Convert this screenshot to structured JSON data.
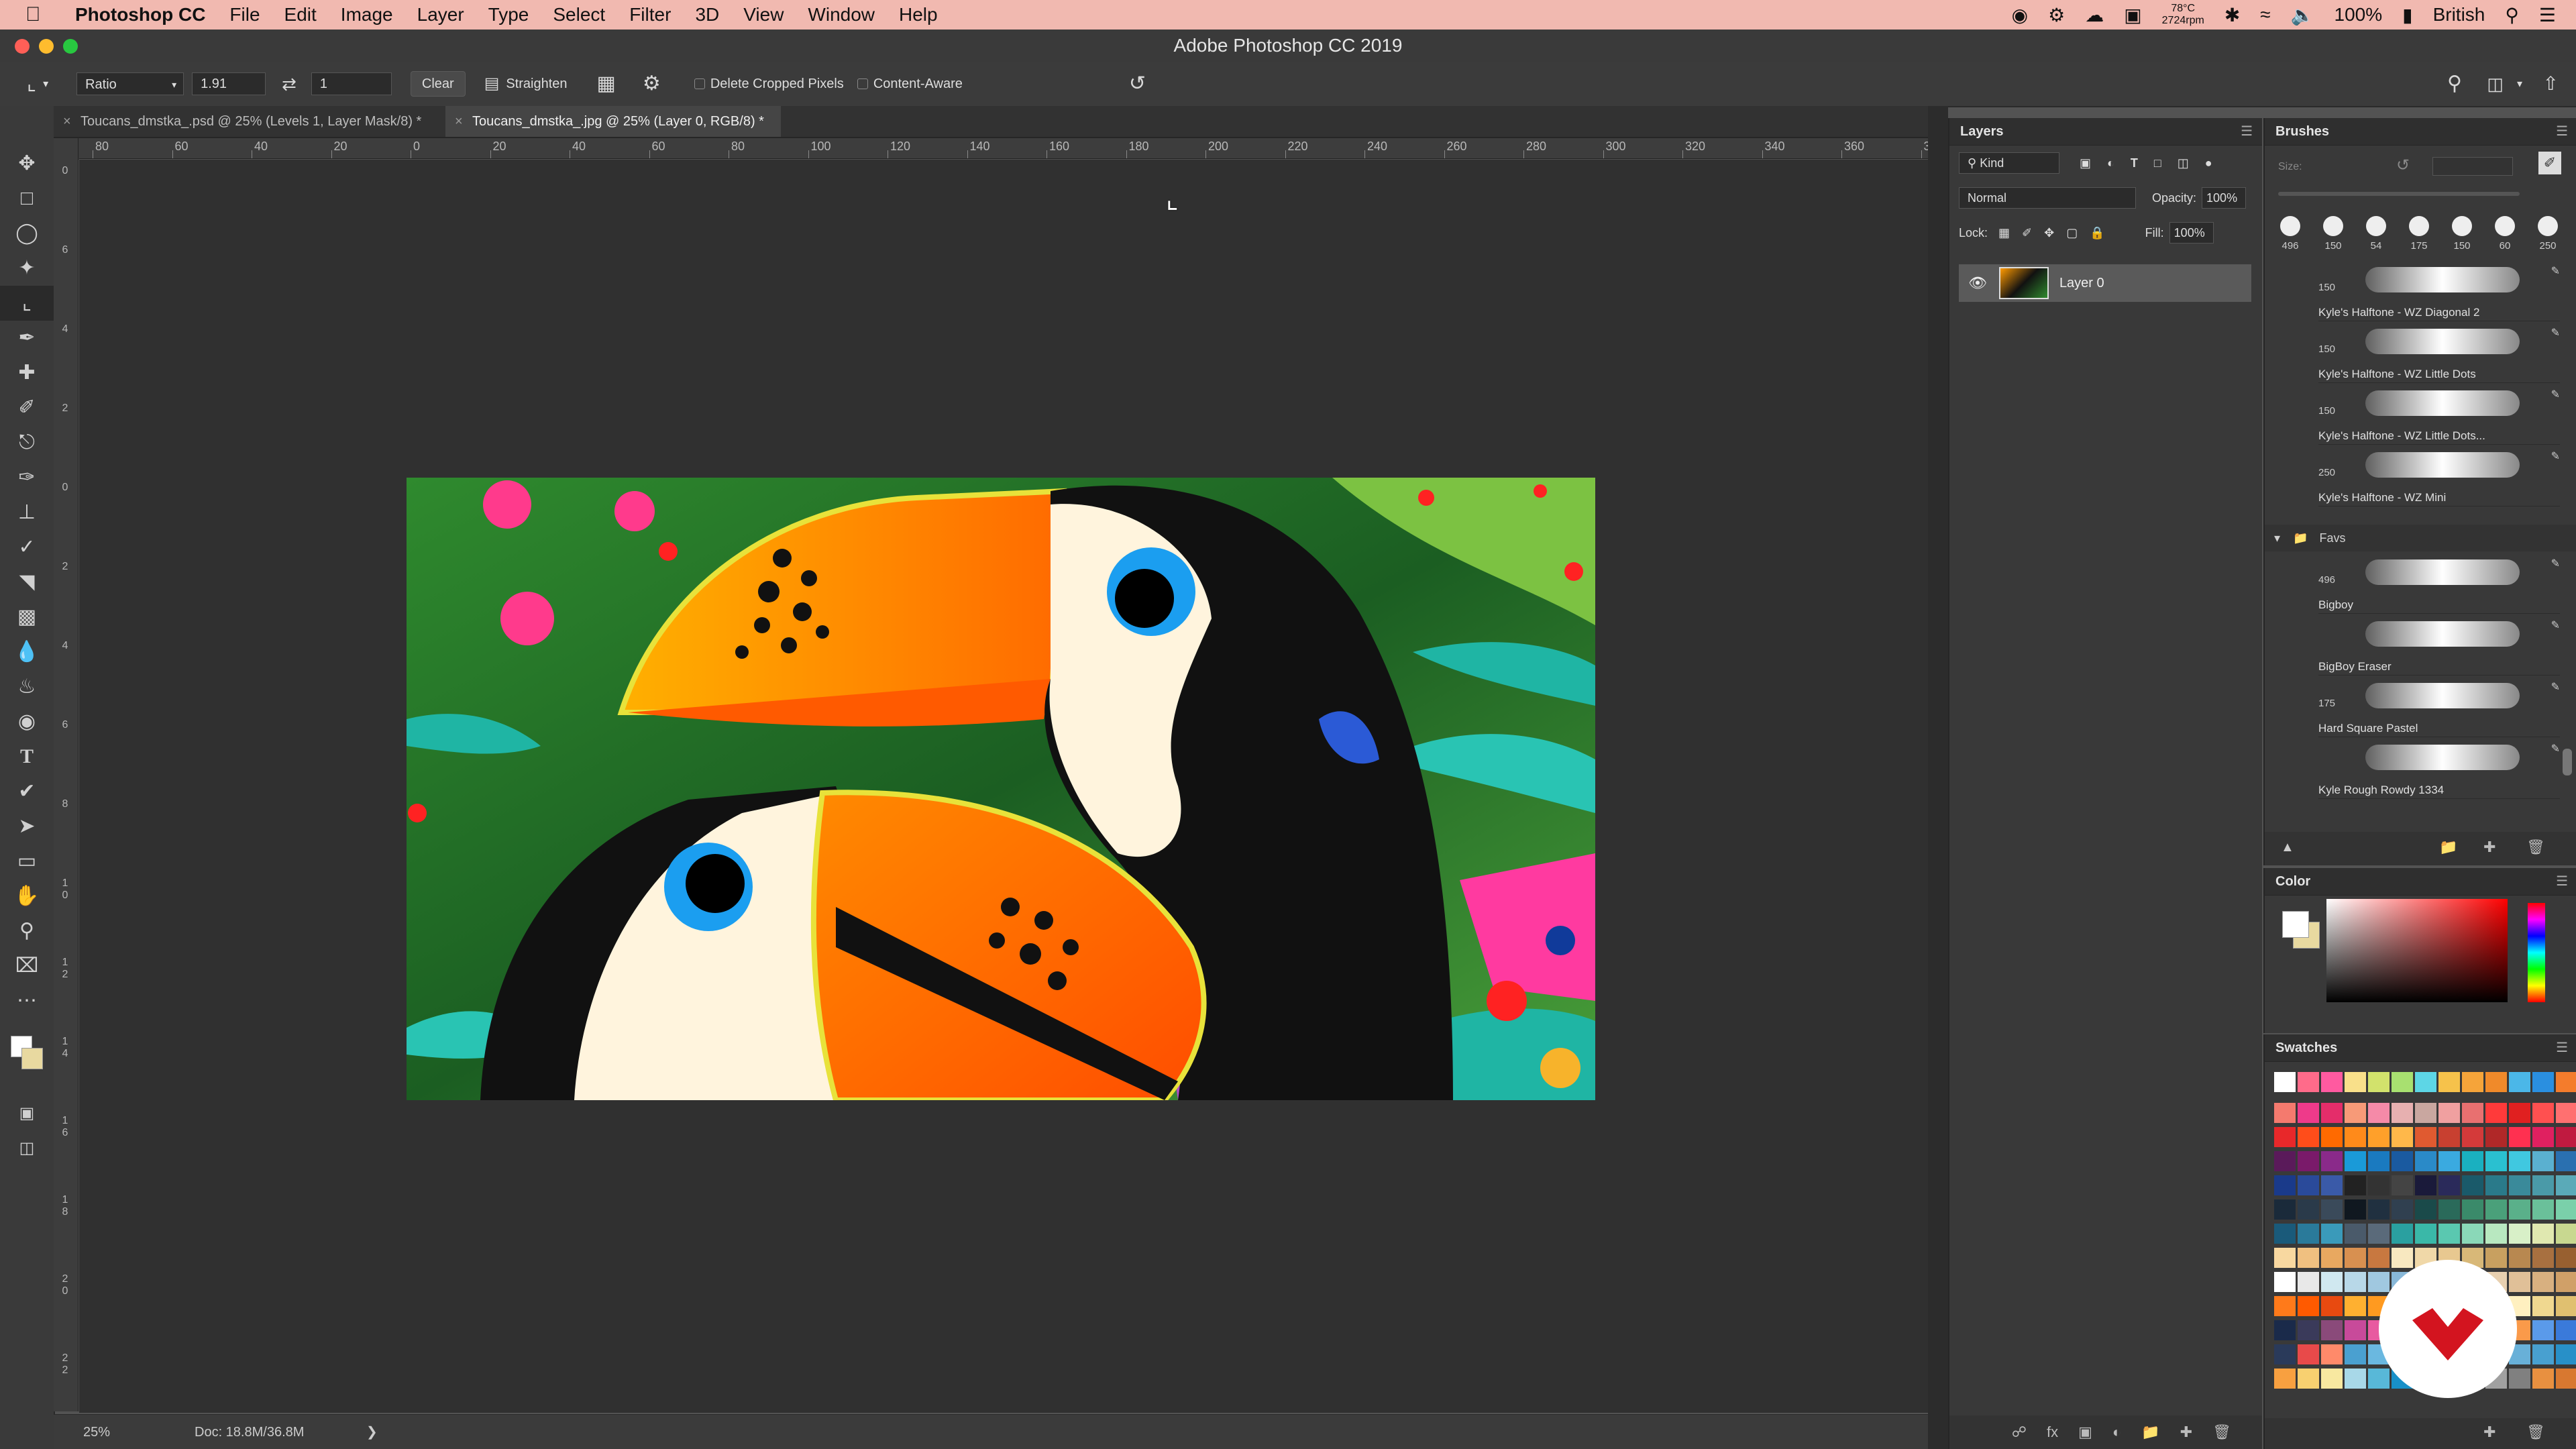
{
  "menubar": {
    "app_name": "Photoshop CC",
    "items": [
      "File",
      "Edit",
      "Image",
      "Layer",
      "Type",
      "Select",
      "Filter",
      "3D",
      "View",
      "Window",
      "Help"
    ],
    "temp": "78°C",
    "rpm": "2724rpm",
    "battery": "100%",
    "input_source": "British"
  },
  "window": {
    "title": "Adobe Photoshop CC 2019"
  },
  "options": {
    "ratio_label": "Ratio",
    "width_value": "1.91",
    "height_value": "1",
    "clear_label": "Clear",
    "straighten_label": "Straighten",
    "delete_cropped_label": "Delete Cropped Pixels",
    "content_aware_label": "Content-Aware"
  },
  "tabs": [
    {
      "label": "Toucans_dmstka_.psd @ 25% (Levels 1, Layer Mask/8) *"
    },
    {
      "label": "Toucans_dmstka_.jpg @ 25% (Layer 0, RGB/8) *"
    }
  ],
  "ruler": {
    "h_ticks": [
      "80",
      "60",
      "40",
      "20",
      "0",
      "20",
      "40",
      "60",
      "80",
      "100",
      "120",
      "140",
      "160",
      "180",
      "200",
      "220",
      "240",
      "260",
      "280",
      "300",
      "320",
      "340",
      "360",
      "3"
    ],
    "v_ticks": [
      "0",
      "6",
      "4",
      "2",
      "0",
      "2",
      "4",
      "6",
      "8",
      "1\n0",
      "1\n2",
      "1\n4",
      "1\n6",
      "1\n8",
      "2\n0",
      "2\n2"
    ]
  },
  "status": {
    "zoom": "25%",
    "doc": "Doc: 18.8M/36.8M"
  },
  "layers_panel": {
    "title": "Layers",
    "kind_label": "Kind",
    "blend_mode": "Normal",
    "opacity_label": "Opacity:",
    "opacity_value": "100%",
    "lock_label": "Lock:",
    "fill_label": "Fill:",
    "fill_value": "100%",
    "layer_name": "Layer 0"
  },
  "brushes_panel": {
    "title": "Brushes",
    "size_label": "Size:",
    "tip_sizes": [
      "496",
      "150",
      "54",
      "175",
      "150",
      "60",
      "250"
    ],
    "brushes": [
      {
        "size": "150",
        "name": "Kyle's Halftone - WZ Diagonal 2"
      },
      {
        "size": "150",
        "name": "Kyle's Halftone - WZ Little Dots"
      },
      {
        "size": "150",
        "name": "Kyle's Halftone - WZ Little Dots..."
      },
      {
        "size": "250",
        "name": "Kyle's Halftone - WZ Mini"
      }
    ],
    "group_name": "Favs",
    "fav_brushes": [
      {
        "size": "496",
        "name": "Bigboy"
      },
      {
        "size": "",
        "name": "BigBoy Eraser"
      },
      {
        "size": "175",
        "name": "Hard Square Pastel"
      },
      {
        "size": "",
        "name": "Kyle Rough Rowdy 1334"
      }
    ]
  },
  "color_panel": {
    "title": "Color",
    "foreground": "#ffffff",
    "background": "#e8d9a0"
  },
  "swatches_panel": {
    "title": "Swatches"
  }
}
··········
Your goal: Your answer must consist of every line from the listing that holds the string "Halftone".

The answer:
        "name": "Kyle's Halftone - WZ Diagonal 2"
        "name": "Kyle's Halftone - WZ Little Dots"
        "name": "Kyle's Halftone - WZ Little Dots..."
        "name": "Kyle's Halftone - WZ Mini"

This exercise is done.